Rasmus Malling-Hansen in 1890

Early typewriter models concealed the paper, so the document could not be seen until it was complete. The paper was placed on a cylinder, and an electromagnetic battery moved the paper as the user typed. Malling-Hansen’s 1874 model used a flat mechanical paper frame instead of a cylinder but still incorporated the electromagnetic battery to move the paper.

Model from 1878

Model from 1878

By 1875, the battery was discontinued in favor of a mechanical escapement, and a downward curved paper frame replaced the flat frame. At this time a space bar was added, as well as line space. More modification included paragraph and intended line tabs, a bell to indicate a line’s end, and a one-touch carriage return. The entire mechanism was made from brass and fit into a wooden presentation box, with a carrying handle to make it easy to transport.

It has been stated that Malling-Hansen designed the apparatus with the intention of helping blind people write, but according to his own writings, his motivation was speed. He created the machine to make letter and document writing faster than what could be completed by a pen in hand.

He did make a writing ball which incorporated Braille onto the keys, but not until 1878. At the time, the only way to have each type bar carved with the individual letters was done thanks to copperplate engravers who were employed in the foundries that made letters for printing press; an art lost when mass production replaced many hand-crafted items.

Hansen Writing Ball in Technischen Sammlungen Dresden Photo Credit  Eremeev – CC BY-SA 4.0

Hansen Writing Ball in Technischen Sammlungen Dresden Photo Credit  Eremeev – CC BY-SA 4.0

The Hansen Ball was displayed at the Industrial Exhibition in Stockholm, Sweden in 1866 and the Paris Exhibition in 1878, where Malling-Hansen received both the gold and silver medals. The inventor also took the machine to Vienna in 1873 and received the First Prize. Across the ocean, the writing ball was exhibited at the 1876 Philadelphia Exhibition, where it won a gold medal.
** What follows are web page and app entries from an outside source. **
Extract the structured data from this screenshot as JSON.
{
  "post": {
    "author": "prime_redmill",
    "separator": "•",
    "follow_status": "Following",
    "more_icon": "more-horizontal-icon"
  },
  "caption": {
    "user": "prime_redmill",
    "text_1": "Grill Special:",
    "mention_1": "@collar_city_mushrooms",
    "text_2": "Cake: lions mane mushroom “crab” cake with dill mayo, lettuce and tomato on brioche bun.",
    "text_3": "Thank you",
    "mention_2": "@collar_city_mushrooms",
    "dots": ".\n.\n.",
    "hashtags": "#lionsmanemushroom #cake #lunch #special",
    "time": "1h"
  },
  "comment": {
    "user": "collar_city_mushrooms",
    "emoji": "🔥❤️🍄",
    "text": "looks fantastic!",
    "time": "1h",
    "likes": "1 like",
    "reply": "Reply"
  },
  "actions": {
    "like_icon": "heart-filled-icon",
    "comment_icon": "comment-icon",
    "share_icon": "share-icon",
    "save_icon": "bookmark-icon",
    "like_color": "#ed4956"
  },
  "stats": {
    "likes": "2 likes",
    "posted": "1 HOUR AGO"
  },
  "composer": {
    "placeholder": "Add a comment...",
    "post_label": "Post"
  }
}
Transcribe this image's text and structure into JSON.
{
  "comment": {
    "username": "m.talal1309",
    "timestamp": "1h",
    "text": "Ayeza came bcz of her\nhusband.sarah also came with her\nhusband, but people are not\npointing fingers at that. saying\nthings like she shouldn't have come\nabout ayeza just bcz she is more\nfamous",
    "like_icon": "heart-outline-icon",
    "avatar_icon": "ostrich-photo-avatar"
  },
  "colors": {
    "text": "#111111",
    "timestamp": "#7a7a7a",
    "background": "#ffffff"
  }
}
In 1877, another typewriter was invented by Sholes and Glidden, and further refined by James Densmore. The Remington 1 was mass produced and distributed in the United States by the Remington factory.  The Remington 1 took the form of the more common models, with a flat keyboard using the upstrike method. It was Sholes who introduced the QWERTY keyboard, on which the most commonly used letters were placed at a distance from each other.

A sample from a letter written by Rasmus Malling-Hansen in 1872 to his brother Jørgen on the writing ball
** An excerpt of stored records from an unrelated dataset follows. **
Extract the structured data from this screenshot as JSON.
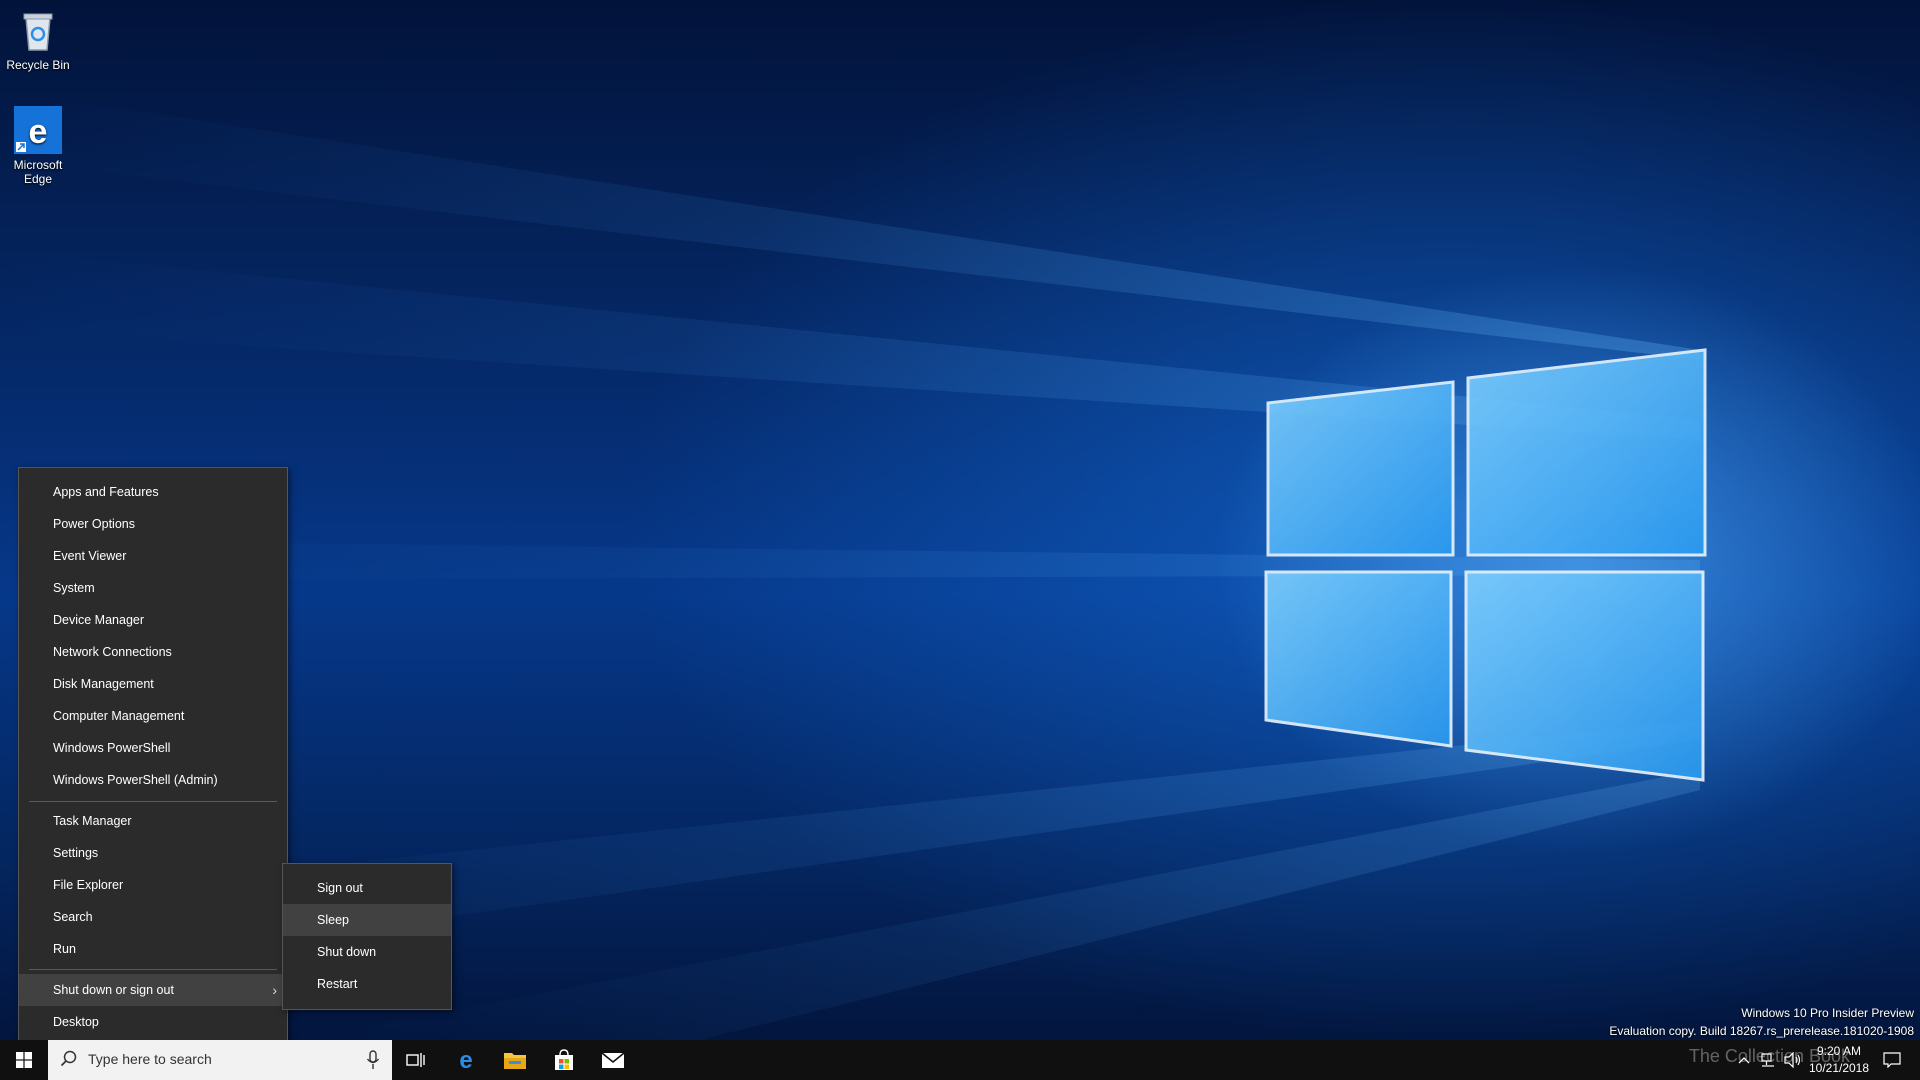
{
  "desktop": {
    "icons": [
      {
        "label": "Recycle Bin",
        "icon": "recycle-bin-icon"
      },
      {
        "label": "Microsoft Edge",
        "icon": "edge-icon"
      }
    ]
  },
  "winx_menu": {
    "items": [
      "Apps and Features",
      "Power Options",
      "Event Viewer",
      "System",
      "Device Manager",
      "Network Connections",
      "Disk Management",
      "Computer Management",
      "Windows PowerShell",
      "Windows PowerShell (Admin)",
      "Task Manager",
      "Settings",
      "File Explorer",
      "Search",
      "Run",
      "Shut down or sign out",
      "Desktop"
    ],
    "highlighted": "Shut down or sign out"
  },
  "shutdown_submenu": {
    "items": [
      "Sign out",
      "Sleep",
      "Shut down",
      "Restart"
    ],
    "highlighted": "Sleep"
  },
  "taskbar": {
    "search_placeholder": "Type here to search",
    "pinned": [
      "task-view-icon",
      "edge-icon",
      "file-explorer-icon",
      "store-icon",
      "mail-icon"
    ],
    "clock_time": "9:20 AM",
    "clock_date": "10/21/2018"
  },
  "watermark": {
    "line1": "Windows 10 Pro Insider Preview",
    "line2": "Evaluation copy. Build 18267.rs_prerelease.181020-1908"
  },
  "overlay_brand": "The Collection Book",
  "colors": {
    "menu_bg": "#2b2b2b",
    "menu_highlight": "#414141",
    "taskbar_bg": "#101010",
    "accent": "#0a74da"
  }
}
A sample from a letter written by Rasmus Malling-Hansen in 1872 to his brother Jørgen on the writing ball

Although his machine was superior to the Remington, Malling-Hansen was unable to compete with mass production; he turned to the study of growth in children and education reform. His last order for writing balls was canceled upon his death in 1890.
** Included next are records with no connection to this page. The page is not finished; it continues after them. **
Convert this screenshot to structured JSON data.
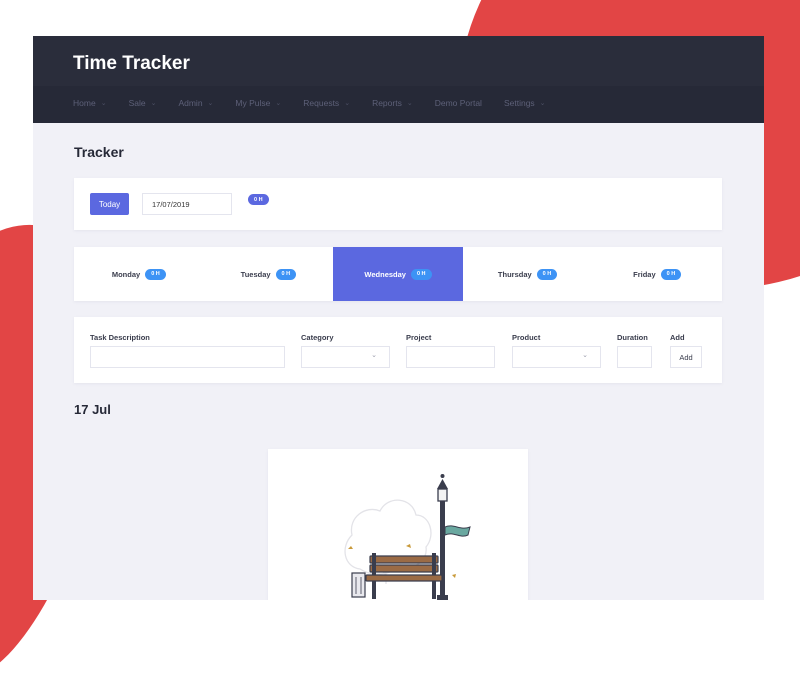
{
  "app": {
    "title": "Time Tracker"
  },
  "nav": [
    {
      "label": "Home"
    },
    {
      "label": "Sale"
    },
    {
      "label": "Admin"
    },
    {
      "label": "My Pulse"
    },
    {
      "label": "Requests"
    },
    {
      "label": "Reports"
    },
    {
      "label": "Demo Portal"
    },
    {
      "label": "Settings"
    }
  ],
  "page": {
    "title": "Tracker"
  },
  "date_bar": {
    "today_label": "Today",
    "date_value": "17/07/2019",
    "total_badge": "0 H"
  },
  "days": [
    {
      "label": "Monday",
      "hours": "0 H"
    },
    {
      "label": "Tuesday",
      "hours": "0 H"
    },
    {
      "label": "Wednesday",
      "hours": "0 H"
    },
    {
      "label": "Thursday",
      "hours": "0 H"
    },
    {
      "label": "Friday",
      "hours": "0 H"
    }
  ],
  "form": {
    "task_label": "Task Description",
    "category_label": "Category",
    "project_label": "Project",
    "product_label": "Product",
    "duration_label": "Duration",
    "add_label": "Add",
    "add_button": "Add"
  },
  "entries": {
    "date_heading": "17 Jul"
  },
  "colors": {
    "accent": "#5b68e0",
    "badge_blue": "#3d93f5",
    "header_dark": "#262937",
    "brand_red": "#e24545"
  }
}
Read another story from us: John Callcott Horsley: the designer of the first Christmas card

It is believed that 180 of the Hansen Writing Balls were made and, of those, only four remain in private collections. Thirty more are off the market and can be found in museums around the world. In the most recent private sale, a writing ball, completely original with a serial number of 97, sold for $123,000; it is considered among the world’s most expensive antique typewriters.